I would like to say I’m a fan of strawberry-rhubarb pie but truth to tell I’m not an enthusiast of pie in any form. All that crust, it seems to me, somehow gets in the way of pleasure. So I was inspired by the idea of a strawberry-rhubarb crisp, or, as they call it in Europe where this old-fashioned American dessert has become newly fashionable, a “crumble.” Un crumble de fraises, they say in France, una crumbel di fragole in Italy. Any way you pronounce it, it’s amazingly easy and a great way to show off the delicious contrast between sweet berries and acid rhubarb. Here’s how I make it (note that quantities are not exact—roughly half berries and half rhubarb but a little more or less either way won’t make a difference):
Makes about 8 servings.
- About 1 ¼ pounds rhubarb, trimmed in half-inch lengths
- 1 ¼ cups sugar
- About 1 ¼ pounds fresh strawberries, hulled and halved or quartered
- 3 tablespoons cornstarch
- 1 tablespoon freshly squeezed lemon or orange juice
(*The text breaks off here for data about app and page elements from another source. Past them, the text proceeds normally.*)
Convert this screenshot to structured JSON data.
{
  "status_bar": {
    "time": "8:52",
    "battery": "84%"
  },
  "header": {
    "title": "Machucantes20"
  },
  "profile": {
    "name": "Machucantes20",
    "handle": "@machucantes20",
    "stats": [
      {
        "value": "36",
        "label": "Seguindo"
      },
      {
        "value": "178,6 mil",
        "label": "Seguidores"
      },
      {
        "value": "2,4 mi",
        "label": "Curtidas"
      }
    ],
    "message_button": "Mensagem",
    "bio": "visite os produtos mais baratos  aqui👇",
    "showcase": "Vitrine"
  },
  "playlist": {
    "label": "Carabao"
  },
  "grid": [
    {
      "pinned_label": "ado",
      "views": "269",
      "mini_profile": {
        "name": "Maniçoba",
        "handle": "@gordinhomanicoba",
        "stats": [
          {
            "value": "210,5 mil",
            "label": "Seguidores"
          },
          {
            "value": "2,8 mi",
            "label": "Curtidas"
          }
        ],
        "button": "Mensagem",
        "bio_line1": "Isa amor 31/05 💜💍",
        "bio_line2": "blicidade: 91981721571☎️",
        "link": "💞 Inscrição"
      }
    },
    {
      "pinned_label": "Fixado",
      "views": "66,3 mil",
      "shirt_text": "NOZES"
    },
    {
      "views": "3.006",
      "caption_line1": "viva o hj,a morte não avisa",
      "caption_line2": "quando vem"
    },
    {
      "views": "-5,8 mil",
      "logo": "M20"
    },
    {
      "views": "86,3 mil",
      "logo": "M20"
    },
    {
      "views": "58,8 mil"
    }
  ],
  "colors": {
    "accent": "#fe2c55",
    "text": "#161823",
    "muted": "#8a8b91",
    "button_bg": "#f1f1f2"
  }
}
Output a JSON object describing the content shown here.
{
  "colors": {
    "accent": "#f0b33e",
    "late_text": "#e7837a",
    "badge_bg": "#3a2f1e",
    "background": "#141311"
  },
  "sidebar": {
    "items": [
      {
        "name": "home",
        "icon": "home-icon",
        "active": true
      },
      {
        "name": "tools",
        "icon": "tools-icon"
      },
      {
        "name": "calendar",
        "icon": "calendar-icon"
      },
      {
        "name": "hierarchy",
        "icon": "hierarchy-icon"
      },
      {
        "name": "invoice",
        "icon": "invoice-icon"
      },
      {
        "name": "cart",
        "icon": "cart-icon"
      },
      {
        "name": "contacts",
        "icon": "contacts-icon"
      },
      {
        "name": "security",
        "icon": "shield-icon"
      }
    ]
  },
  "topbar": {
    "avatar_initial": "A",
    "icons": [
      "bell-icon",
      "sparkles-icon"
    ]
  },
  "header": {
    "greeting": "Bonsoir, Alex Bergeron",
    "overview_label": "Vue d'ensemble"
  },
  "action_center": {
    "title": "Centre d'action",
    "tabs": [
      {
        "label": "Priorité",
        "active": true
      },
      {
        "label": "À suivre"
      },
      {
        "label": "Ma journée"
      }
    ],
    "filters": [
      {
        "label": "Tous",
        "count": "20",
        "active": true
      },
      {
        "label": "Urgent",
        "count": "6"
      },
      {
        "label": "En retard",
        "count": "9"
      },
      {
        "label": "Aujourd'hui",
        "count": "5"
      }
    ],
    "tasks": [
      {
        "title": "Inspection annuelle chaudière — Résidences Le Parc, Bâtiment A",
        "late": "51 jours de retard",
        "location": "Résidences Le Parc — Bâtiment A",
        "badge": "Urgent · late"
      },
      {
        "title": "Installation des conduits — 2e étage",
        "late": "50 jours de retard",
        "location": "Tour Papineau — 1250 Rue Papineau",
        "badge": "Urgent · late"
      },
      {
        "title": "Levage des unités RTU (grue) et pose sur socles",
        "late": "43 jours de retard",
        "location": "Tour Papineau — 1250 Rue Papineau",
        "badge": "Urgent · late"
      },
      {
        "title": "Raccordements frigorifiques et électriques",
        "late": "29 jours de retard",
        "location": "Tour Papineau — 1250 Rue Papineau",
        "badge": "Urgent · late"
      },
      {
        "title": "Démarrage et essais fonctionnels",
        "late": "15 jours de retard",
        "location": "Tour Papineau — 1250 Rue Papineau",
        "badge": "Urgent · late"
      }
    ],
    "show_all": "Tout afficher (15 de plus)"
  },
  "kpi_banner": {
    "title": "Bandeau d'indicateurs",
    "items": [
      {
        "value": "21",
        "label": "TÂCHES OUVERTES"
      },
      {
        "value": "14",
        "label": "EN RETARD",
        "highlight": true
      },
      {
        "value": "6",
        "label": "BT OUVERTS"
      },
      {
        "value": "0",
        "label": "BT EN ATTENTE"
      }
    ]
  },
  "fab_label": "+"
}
- 1 teaspoon grated lemon or orange zest
- Butter for an 8” x 11” inch baking dish
- For the topping:
- 1 cup rolled oats (not quick cooking)
- ½ cup all-purpose flour
- 1 teaspoon pure vanilla extract
- ½ cup sugar, mixed brown and white
- 6 tablespoons room temperature butter
Combine the sliced rhubarb with about half the sugar and toss to mix well. Set aside for at least 30 minutes.Combine the sliced strawberries with the remaining sugar and toss to mix well. Set aside for at least 30 minutes. You can do this ahead of time and refrigerate the two fruits, covered, until ready to proceed with the cooking.
Turn the oven on to 350º. Liberally butter the bottom and sides of an 8” x 11” baking dish.
Use a slotted spoon to remove the rhubarb, leaving behind most of the juice. Combine the rhubarb with the strawberries, then stir in the cornsarch and the orange or lemon juice and zest. Toss to combine everything. Spread the fruit evenly over the buttered baking dish, scraping all the juices and any residual sugar into the dish.
Add the rolled oats to the bowl of a food processor and process briefly, not more than about 10 seconds, just to break up the oats into smaller pieces. Add the flour and process again, not more than 5 seconds. With the motor running, pour in the vanilla. Add the sugar and process briefly. Now add the butter in several chunks. Turn the processor on and process just enough to mix the butter in—about 5 seconds. You want a grainy texture, not a smooth buttery puree.
Crumble the topping all over the fruit in the baking dish. There should be enough to cover the fruit with a fairly uneven layer—in some places, the fruit will be peeking through, in others it will be completely covered. Transfer to the hot oven and bake for about 45 minutes, or until the topping is golden brown and the fruit has come together in a pleasantly sticky mass. Remove and set aside to rest for at least 15 minutes before serving. You can also make this well ahead—in the morning for an evening meal, for instance. It does not need to be refrigerated.
Serve as is, or with a scoop of vanilla ice cream, a dollop of plain yogurt, or a spoonful of gently sweetened whipped cream.